As part of our occupational health services to businesses across the UK, the Fusion team help organisations to establish comprehensive health surveillance programmes.
But what exactly is health surveillance? And if your business doesn’t have such a programme, should it?
It is essentially a system of ongoing health checks.
For employees who are exposed to noise or vibration, ionising radiation, solvents, fumes, dust, biological agents and other substances hazardous to health, or work in compressed air, these health checks may be required by law.
Health surveillance can help to detect the effects of ill-health amongst employees at an early stage.
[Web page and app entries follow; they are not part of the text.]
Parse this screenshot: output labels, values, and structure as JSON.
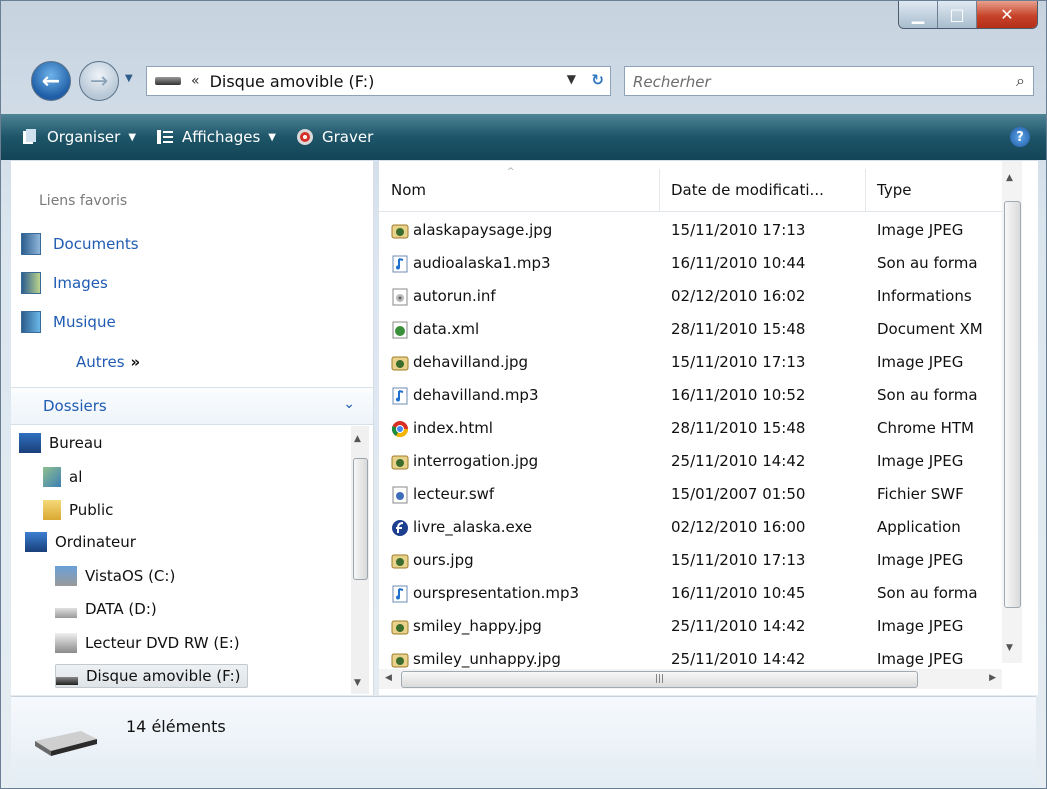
{
  "window": {
    "caption_buttons": [
      "minimize-icon",
      "maximize-icon",
      "close-icon"
    ]
  },
  "address": {
    "chevron": "«",
    "path": "Disque amovible (F:)",
    "search_placeholder": "Recherher"
  },
  "toolbar": {
    "organize": "Organiser",
    "views": "Affichages",
    "burn": "Graver",
    "help": "?"
  },
  "favorites": {
    "header": "Liens favoris",
    "items": [
      "Documents",
      "Images",
      "Musique"
    ],
    "more": "Autres",
    "more_glyph": "»"
  },
  "folders": {
    "header": "Dossiers",
    "items": [
      "Bureau",
      "al",
      "Public",
      "Ordinateur",
      "VistaOS (C:)",
      "DATA (D:)",
      "Lecteur DVD RW (E:)",
      "Disque amovible (F:)"
    ],
    "selected": "Disque amovible (F:)"
  },
  "columns": {
    "name": "Nom",
    "date": "Date de modificati...",
    "type": "Type"
  },
  "files": [
    {
      "name": "alaskapaysage.jpg",
      "date": "15/11/2010 17:13",
      "type": "Image JPEG",
      "icon": "jpeg-image-icon"
    },
    {
      "name": "audioalaska1.mp3",
      "date": "16/11/2010 10:44",
      "type": "Son au forma",
      "icon": "audio-file-icon"
    },
    {
      "name": "autorun.inf",
      "date": "02/12/2010 16:02",
      "type": "Informations",
      "icon": "setup-info-icon"
    },
    {
      "name": "data.xml",
      "date": "28/11/2010 15:48",
      "type": "Document XM",
      "icon": "xml-document-icon"
    },
    {
      "name": "dehavilland.jpg",
      "date": "15/11/2010 17:13",
      "type": "Image JPEG",
      "icon": "jpeg-image-icon"
    },
    {
      "name": "dehavilland.mp3",
      "date": "16/11/2010 10:52",
      "type": "Son au forma",
      "icon": "audio-file-icon"
    },
    {
      "name": "index.html",
      "date": "28/11/2010 15:48",
      "type": "Chrome HTM",
      "icon": "chrome-html-icon"
    },
    {
      "name": "interrogation.jpg",
      "date": "25/11/2010 14:42",
      "type": "Image JPEG",
      "icon": "jpeg-image-icon"
    },
    {
      "name": "lecteur.swf",
      "date": "15/01/2007 01:50",
      "type": "Fichier SWF",
      "icon": "swf-file-icon"
    },
    {
      "name": "livre_alaska.exe",
      "date": "02/12/2010 16:00",
      "type": "Application",
      "icon": "flash-app-icon"
    },
    {
      "name": "ours.jpg",
      "date": "15/11/2010 17:13",
      "type": "Image JPEG",
      "icon": "jpeg-image-icon"
    },
    {
      "name": "ourspresentation.mp3",
      "date": "16/11/2010 10:45",
      "type": "Son au forma",
      "icon": "audio-file-icon"
    },
    {
      "name": "smiley_happy.jpg",
      "date": "25/11/2010 14:42",
      "type": "Image JPEG",
      "icon": "jpeg-image-icon"
    },
    {
      "name": "smiley_unhappy.jpg",
      "date": "25/11/2010 14:42",
      "type": "Image JPEG",
      "icon": "jpeg-image-icon"
    }
  ],
  "status": {
    "count": "14 éléments"
  },
  "colors": {
    "toolbar": "#1e5568",
    "link": "#1f5bb2",
    "close": "#c6432a"
  }
}
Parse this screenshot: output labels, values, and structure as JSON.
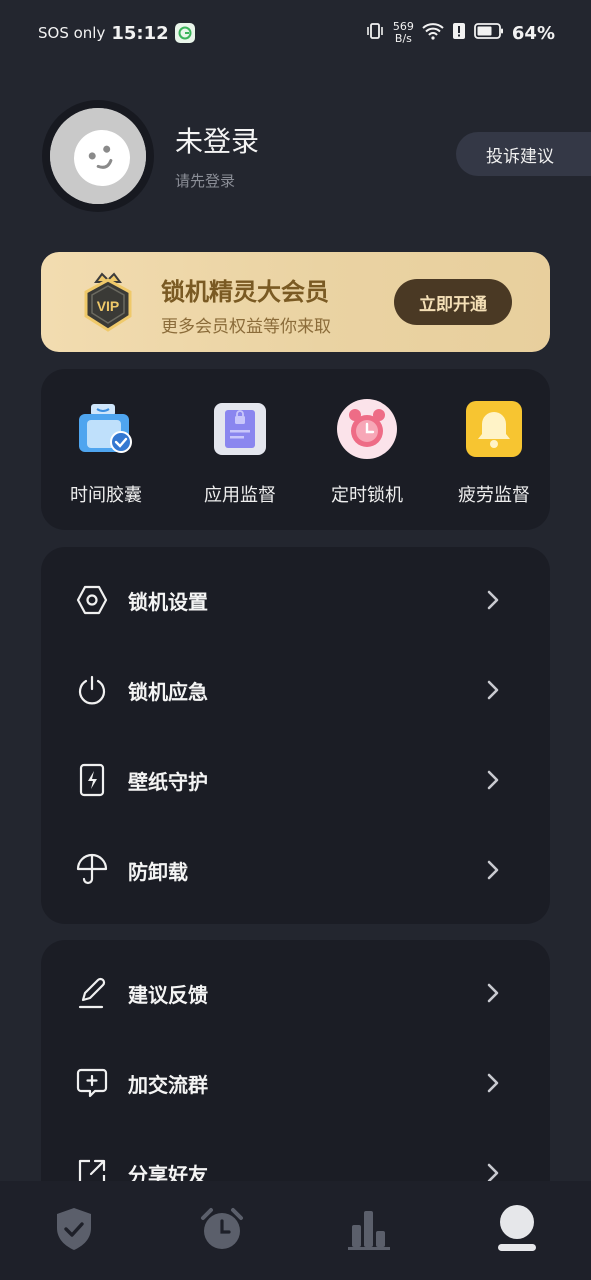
{
  "status_bar": {
    "carrier": "SOS only",
    "time": "15:12",
    "net_speed_value": "569",
    "net_speed_unit": "B/s",
    "battery_percent": "64%"
  },
  "profile": {
    "username": "未登录",
    "login_hint": "请先登录",
    "feedback_button": "投诉建议"
  },
  "vip": {
    "badge_text": "VIP",
    "title": "锁机精灵大会员",
    "subtitle": "更多会员权益等你来取",
    "button": "立即开通"
  },
  "quick_actions": [
    {
      "label": "时间胶囊",
      "icon": "time-capsule-icon"
    },
    {
      "label": "应用监督",
      "icon": "app-monitor-icon"
    },
    {
      "label": "定时锁机",
      "icon": "alarm-clock-icon"
    },
    {
      "label": "疲劳监督",
      "icon": "bell-icon"
    }
  ],
  "settings_menu": [
    {
      "label": "锁机设置",
      "icon": "hexagon-settings-icon"
    },
    {
      "label": "锁机应急",
      "icon": "power-icon"
    },
    {
      "label": "壁纸守护",
      "icon": "phone-charge-icon"
    },
    {
      "label": "防卸载",
      "icon": "umbrella-icon"
    }
  ],
  "social_menu": [
    {
      "label": "建议反馈",
      "icon": "edit-pen-icon"
    },
    {
      "label": "加交流群",
      "icon": "chat-add-icon"
    },
    {
      "label": "分享好友",
      "icon": "share-icon"
    }
  ],
  "tabs": [
    {
      "icon": "shield-check-icon",
      "active": false
    },
    {
      "icon": "alarm-clock-tab-icon",
      "active": false
    },
    {
      "icon": "bar-chart-icon",
      "active": false
    },
    {
      "icon": "user-profile-icon",
      "active": true
    }
  ],
  "colors": {
    "background": "#23262f",
    "card": "#1b1d25",
    "vip_gold": "#7a5a23",
    "tab_inactive": "#5b5f6b",
    "tab_active": "#e6e7ea"
  }
}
This allows employers to introduce better controls to prevent them getting worse.
They also provide data to help employers evaluate health risks and allow employees the opportunity to raise concerns about how work affects their health.
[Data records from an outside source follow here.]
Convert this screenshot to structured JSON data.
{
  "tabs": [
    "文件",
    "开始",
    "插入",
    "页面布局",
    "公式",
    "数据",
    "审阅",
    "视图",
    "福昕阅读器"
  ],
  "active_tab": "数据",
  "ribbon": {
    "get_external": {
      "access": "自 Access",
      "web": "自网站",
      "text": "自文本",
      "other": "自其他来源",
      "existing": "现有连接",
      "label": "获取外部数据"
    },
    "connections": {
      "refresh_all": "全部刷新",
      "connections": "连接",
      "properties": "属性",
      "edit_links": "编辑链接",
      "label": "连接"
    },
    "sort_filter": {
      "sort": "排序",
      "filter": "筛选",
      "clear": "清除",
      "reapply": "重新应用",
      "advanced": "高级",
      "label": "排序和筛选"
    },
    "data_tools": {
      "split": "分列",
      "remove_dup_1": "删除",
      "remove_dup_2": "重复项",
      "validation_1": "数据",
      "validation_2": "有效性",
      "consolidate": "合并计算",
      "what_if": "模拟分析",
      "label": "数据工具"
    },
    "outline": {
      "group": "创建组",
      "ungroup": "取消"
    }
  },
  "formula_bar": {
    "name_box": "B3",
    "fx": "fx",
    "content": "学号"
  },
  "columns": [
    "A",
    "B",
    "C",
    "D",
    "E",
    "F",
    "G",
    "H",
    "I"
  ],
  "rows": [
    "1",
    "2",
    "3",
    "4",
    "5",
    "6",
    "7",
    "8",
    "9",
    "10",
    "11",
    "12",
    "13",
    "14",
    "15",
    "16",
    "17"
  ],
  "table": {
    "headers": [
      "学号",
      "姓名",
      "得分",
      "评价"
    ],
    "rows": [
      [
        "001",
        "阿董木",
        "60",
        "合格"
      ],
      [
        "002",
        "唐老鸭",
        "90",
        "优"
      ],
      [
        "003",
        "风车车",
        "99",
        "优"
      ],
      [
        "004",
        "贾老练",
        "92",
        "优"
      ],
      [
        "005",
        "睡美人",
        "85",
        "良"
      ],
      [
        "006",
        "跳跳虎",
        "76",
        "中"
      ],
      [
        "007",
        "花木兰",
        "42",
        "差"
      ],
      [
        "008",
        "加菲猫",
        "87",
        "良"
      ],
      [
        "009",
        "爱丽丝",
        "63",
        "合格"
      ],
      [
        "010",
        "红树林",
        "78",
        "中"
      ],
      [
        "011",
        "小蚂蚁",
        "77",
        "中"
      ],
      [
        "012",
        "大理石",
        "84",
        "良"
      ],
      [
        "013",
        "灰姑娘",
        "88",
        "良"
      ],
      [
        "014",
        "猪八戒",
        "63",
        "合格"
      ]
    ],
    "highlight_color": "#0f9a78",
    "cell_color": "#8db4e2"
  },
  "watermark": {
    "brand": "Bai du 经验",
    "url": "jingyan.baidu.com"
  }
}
By highlighting lapses in workplace control measures, it can provide invaluable feedback to a company’s risk assessment.
This process also gives organisations an opportunity to reinforce the training and education of employees on everything from the impact of health effects to the use of protective equipment.
The process is based on the health surveillance cycle, which gives the employer a central role, with involvement from employees to ensure effective implementation.
It’s important to remember that health surveillance is not a substitute for a risk assessment - a company’s risk assessment should be used to identify if there's any need for it.
Using this approach, a business can sometimes identify where more needs to be done to control risks and detect early signs of work-related ill health.
When putting a programme in place, you should remember to avoid blanket coverage for all employees as it can provide misleading results and waste money.
Also, health surveillance is a particular legal requirement and should not be confused with:
The starting point for answering this question is in your risk assessment.
This will have highlighted the hazards in your workplace, identified who is at risk and taken measures to do something to control the risks.
Where risk remains and harm might be caused to employees, further steps will need to be taken.
You should consider health surveillance if your employees are at risk from:
If a risk assessment shows that you need to implement health surveillance, you will need to put a programme in place that addresses the risks involved.
In its simplest form, it could involve training employees to check themselves for signs or symptoms of ill health.
For more complicated assessments, an occupational health specialist can ask about symptoms or carry out periodic examinations.
If you’d like to find out how the specialist team at Fusion could help you to implement a health surveillance programme, contact us today.
Posted by Clare Hurley on
27 March 2018 at 12:00 AM
EmployeesHealth SurveillanceOccupational HealthSupport